Man has been a mobile creature for the longest time. Every textbook states that transportation has been a means of advancement and change throughout history, and it can be corroborated rightfully so if we carefully examine the evolution of the way we have chosen to commute over the years. Yet, as our lives continue to evolve drastically, so has our means of commute-related transportation. With an increasingly hectic lifestyle, convenience is of utmost importance to all and commuting is the one aspect of the day which everyone wishes to make as hassle-free as possible. According to a Deloitte report, 57 percent of Indian customers prefer to use ride-hailing services rather than driving their own cars. The figure is greater than in China, the United States, Germany, and Japan, where 53, 29, 32, and 31 percent of customers use car-hailing to commute instead of owning a car.
We have come full circle where vehicle ownership does not solely govern our choice of transport for daily commute once again. For heavily populated metro cities in developing nations, there has been a mushrooming rise in the practice of car-hailing.
As the purchasing power of commuters in developing countries grows, public transportation may not be the preferred option for everyone. As a result, car-hailing is the second-best alternative, or, more likely, the option that the urban population chooses more willingly today. Apart from it being convenient, as one can track the driver right through the app or even pay there, these are gaining mass popularity. As most of these vehicles run on CNG or there is a huge push from these companies to turn their fleet into EV, a large chunk of the student and working population is opting for these alternatives as they aid in building a sustainable future. Furthermore, the cost efficiency of car-hailing was comparatively higher in comparison to having one’s own vehicle
Last year, Uber supported 14 million rides each week in India, according to the American ride-hailing company, which secured the top spot in this vertical of our global markets. According to Aman Madhok, Senior Analyst at Counterpoint Research, who commented on the results found on the ride-hailing patterns of people in developing countries, “10-20 kilometers per journey is the ‘sweet spot’ travel distance most preferred for considering ride-hailing choices,” according to a survey on ride-hailing in India.
According to the same poll, the majority of frequent Uber or Ola users said ride-hailing was more cost-effective than car ownership during such times when the fuel prices are at their peak in developing nations. This is especially true among the paid middle class, where almost two-thirds of frequent users view ride-hailing to be more cost-effective than owning a car. More so than ever before, parents are opting for these services on a frequent basis as their work hours barely allow them to cover long distances to drop children to school and back or take them to other social gatherings or upskilling classes.
Families and car hailing.
In a separate study, 450 people said they were the parents or legal guardians of children under the age of ten. Thirty-seven percent, or 307 people, had used ride-hailing. Among those who had used ride-hailing, 253 people (or 82 percent) said they had done so with their children under the age of ten.
A number of parents in the contemporary era are all about making their children develop a sense of independence and ride-hailing, with tech-integrated apps that constantly show the location of the vehicle are a huge plus, according to them. It helps a child develop a level of self-confidence that might never be achieved by commuting with parents every day. They develop better communication and navigation skills as a result of this.
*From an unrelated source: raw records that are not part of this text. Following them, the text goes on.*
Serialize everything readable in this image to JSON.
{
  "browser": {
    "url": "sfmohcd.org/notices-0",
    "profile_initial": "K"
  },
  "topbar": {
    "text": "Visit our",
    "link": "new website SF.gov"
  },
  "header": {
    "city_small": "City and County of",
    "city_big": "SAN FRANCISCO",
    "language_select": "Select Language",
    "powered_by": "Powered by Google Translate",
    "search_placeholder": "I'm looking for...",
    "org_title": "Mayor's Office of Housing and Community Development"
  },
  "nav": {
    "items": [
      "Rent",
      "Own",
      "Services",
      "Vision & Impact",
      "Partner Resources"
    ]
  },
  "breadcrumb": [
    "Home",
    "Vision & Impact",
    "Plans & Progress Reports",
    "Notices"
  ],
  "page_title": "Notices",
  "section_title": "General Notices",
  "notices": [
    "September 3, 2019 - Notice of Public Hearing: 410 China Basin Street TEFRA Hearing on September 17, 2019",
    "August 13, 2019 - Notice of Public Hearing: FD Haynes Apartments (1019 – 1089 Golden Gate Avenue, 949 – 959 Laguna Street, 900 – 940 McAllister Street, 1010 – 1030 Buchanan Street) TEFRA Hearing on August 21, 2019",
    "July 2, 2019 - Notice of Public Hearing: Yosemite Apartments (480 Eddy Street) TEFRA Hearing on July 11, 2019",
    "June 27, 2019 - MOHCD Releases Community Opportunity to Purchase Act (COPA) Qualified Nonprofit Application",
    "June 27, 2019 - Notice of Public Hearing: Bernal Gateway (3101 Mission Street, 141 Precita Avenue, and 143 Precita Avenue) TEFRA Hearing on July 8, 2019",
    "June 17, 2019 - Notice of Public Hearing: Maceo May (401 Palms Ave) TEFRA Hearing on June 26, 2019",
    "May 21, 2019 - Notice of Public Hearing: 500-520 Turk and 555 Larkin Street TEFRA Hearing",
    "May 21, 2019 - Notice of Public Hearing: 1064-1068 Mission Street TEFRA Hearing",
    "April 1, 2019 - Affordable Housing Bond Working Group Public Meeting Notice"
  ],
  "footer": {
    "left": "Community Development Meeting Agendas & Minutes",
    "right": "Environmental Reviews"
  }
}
Is car sharing family friendly?
Yet, the car hailing eco system are not without issues. A number of parents have raised concerns about no provision of appropriate child safety seats while riding in an Uber, Ola, or other ride-share vehicles with their families. Similarly, there have been instances when parents might have been interested in hailing a cab for a young one, but due to a lack of safe car seat options, they might have chosen not to. When it comes to using car-hailing services, parents ranked having child-safety features installed in a vehicle as the most crucial factor to consider when choosing a mode of transportation for their children.
Seventy-four percent of millennials favor app-based cab services over regular cabs for ride-hailing. Given that this generation will soon be parents, it is past time for services like Lyft, Ola, and Uber to beef up their child-safety vehicular measures. This would not only help them tap into a larger demographic but also holistically improve their brand image by adding an arc of child-related safety measures. Models such as “Piggy Ride,” a Bangalore-based start-up that is India’s first cab service dedicated solely to the transportation requirements of children, provide customized trips to children aged 2 to 18, has seen a rapid growth in its sales.
Such modules that take into consideration the needs of parents with young children would significantly augment the safe travel options for children apart from adding a steep curve to their graph of growth by introducing such child-centric means of commute services.